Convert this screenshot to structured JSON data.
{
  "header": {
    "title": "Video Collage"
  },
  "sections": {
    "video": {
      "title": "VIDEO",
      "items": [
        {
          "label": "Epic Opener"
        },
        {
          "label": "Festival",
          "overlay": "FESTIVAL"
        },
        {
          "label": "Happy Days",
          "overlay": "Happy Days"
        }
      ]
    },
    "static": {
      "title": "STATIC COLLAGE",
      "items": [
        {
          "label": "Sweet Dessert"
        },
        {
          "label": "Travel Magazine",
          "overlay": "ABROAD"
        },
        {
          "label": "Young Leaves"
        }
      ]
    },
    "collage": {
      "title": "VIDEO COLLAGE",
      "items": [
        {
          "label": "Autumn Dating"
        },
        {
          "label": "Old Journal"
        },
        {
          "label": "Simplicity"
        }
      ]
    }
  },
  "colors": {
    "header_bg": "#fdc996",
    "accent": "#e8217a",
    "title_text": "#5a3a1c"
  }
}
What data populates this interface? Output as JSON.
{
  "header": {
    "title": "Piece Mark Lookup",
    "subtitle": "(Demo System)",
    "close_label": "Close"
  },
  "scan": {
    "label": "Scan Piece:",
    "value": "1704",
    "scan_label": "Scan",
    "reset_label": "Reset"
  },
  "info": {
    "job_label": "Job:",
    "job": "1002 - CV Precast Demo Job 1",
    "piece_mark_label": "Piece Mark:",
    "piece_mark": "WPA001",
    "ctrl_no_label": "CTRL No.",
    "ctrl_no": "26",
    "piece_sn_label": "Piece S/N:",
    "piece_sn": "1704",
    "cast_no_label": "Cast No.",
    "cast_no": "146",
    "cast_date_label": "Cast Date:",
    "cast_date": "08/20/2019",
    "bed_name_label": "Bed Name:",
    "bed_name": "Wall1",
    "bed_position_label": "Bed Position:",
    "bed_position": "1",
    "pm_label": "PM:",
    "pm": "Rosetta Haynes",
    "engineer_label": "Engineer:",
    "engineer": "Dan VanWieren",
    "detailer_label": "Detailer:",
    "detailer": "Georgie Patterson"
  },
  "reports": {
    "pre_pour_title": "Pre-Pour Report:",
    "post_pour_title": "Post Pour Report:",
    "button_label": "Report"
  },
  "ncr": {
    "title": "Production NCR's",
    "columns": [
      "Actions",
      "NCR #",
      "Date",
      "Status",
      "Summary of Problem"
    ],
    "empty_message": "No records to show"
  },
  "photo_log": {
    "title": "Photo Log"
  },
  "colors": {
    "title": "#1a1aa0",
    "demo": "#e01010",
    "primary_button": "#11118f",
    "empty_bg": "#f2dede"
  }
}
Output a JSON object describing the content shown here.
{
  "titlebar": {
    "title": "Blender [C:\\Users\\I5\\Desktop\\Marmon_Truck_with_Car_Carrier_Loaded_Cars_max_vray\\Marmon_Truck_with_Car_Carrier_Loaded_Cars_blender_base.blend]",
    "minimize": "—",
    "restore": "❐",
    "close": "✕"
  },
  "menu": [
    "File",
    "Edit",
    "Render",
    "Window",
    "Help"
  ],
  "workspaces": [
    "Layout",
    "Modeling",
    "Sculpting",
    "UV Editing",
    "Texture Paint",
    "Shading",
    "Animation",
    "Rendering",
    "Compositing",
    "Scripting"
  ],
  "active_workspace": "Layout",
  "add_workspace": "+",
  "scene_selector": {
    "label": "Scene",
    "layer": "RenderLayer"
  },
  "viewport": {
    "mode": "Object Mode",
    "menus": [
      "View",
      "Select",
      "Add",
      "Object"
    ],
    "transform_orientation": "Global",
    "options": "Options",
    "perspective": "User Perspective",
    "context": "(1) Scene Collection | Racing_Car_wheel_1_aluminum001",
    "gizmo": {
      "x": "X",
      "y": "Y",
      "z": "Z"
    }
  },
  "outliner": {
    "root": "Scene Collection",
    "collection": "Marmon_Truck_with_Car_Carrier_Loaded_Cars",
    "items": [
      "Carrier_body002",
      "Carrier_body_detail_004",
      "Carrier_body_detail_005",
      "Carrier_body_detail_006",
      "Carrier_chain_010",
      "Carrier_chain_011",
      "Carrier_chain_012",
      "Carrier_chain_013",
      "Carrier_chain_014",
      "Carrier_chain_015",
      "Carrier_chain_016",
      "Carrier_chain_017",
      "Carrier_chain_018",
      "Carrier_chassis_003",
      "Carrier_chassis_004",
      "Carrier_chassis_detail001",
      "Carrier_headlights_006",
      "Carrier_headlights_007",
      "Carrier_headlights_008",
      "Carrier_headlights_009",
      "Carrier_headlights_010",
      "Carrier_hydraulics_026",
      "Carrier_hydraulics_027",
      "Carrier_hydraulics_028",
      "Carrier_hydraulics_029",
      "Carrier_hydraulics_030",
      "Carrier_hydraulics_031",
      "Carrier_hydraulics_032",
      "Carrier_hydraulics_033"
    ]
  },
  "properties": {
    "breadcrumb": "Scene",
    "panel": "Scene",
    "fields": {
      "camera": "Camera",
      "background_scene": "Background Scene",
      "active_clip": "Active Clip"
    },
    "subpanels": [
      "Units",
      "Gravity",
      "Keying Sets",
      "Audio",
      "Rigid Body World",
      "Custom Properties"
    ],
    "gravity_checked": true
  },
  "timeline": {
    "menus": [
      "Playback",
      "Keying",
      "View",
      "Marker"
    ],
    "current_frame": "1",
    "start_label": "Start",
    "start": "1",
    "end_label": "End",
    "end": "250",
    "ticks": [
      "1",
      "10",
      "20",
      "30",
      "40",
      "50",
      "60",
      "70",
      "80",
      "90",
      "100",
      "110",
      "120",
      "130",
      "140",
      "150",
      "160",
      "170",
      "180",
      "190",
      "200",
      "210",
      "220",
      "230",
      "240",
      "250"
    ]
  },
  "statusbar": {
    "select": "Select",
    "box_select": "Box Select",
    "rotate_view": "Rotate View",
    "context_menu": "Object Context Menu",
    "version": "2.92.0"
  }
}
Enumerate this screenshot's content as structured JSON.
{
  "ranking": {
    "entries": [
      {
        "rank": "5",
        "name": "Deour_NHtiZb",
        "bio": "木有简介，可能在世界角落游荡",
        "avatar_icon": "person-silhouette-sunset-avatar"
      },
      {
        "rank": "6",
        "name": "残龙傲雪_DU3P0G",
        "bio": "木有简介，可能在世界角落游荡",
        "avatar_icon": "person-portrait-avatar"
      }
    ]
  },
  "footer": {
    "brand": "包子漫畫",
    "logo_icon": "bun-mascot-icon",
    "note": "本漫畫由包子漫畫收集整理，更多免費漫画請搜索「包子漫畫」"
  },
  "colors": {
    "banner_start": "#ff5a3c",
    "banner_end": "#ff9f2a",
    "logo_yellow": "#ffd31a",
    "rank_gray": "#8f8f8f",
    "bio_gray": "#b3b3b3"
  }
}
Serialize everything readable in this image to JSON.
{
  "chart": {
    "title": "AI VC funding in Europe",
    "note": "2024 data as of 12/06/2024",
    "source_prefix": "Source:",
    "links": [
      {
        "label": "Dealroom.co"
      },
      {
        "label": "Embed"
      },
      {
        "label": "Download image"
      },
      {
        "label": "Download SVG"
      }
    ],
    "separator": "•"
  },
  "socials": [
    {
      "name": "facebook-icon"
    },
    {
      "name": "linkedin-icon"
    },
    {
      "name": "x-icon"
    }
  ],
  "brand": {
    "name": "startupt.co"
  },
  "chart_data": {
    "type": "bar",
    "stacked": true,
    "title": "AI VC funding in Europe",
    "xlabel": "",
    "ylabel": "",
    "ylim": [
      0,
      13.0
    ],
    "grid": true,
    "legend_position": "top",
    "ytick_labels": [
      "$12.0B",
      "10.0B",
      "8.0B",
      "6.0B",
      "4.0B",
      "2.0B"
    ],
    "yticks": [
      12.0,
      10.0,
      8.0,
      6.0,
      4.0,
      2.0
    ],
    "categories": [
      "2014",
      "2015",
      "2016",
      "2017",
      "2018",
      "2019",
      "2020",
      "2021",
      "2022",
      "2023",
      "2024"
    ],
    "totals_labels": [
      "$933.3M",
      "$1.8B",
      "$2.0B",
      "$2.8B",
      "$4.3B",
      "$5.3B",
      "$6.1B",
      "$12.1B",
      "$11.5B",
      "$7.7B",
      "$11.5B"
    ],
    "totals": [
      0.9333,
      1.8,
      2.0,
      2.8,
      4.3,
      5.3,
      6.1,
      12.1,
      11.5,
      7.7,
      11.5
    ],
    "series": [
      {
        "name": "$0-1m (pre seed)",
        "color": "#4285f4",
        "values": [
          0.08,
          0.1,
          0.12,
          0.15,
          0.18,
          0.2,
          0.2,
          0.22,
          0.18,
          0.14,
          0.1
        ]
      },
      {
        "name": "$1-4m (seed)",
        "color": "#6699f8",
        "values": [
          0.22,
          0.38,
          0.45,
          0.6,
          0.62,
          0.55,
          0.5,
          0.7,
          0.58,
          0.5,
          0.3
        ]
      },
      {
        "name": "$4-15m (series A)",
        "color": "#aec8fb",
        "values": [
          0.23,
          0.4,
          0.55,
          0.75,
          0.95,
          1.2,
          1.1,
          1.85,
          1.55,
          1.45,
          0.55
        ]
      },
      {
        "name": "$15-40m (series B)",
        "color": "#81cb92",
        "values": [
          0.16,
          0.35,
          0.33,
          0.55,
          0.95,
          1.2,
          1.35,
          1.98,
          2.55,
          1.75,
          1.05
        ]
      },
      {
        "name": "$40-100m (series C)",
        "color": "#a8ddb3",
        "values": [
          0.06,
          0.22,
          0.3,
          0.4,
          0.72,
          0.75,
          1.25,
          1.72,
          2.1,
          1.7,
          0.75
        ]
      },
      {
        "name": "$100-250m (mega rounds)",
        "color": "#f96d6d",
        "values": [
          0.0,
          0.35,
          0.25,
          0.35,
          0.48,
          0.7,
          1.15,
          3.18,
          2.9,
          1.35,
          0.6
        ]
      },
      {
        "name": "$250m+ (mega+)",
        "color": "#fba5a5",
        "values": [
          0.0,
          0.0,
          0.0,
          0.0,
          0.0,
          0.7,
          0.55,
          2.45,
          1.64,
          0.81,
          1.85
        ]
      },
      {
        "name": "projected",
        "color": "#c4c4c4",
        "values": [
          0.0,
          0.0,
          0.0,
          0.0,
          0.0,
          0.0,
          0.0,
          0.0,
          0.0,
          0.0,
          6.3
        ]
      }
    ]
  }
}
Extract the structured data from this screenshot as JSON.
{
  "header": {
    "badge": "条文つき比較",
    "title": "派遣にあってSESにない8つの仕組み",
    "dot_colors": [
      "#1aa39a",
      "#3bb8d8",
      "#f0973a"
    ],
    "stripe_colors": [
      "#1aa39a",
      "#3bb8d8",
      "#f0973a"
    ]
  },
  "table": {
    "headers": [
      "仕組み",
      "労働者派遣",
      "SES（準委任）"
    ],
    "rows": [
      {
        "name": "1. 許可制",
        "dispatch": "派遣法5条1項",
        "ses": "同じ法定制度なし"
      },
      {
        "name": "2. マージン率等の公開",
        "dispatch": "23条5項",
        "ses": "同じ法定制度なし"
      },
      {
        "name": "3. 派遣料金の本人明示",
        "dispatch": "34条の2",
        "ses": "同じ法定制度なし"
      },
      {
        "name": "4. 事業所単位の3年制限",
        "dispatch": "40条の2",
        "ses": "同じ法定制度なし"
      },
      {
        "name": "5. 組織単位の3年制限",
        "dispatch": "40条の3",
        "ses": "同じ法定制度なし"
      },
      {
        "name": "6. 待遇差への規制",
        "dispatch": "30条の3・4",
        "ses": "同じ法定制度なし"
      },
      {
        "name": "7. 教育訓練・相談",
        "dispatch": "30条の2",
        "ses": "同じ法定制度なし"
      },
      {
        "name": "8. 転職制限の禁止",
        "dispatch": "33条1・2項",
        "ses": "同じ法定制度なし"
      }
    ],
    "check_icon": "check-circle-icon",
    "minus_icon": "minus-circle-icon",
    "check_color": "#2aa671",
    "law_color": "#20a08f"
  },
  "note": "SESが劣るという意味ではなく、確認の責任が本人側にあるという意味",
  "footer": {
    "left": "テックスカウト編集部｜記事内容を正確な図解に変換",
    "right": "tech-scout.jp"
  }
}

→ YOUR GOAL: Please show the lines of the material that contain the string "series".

→ WRITTEN ANSWER:
    "series": [
        "name": "$4-15m (series A)",
        "name": "$15-40m (series B)",
        "name": "$40-100m (series C)",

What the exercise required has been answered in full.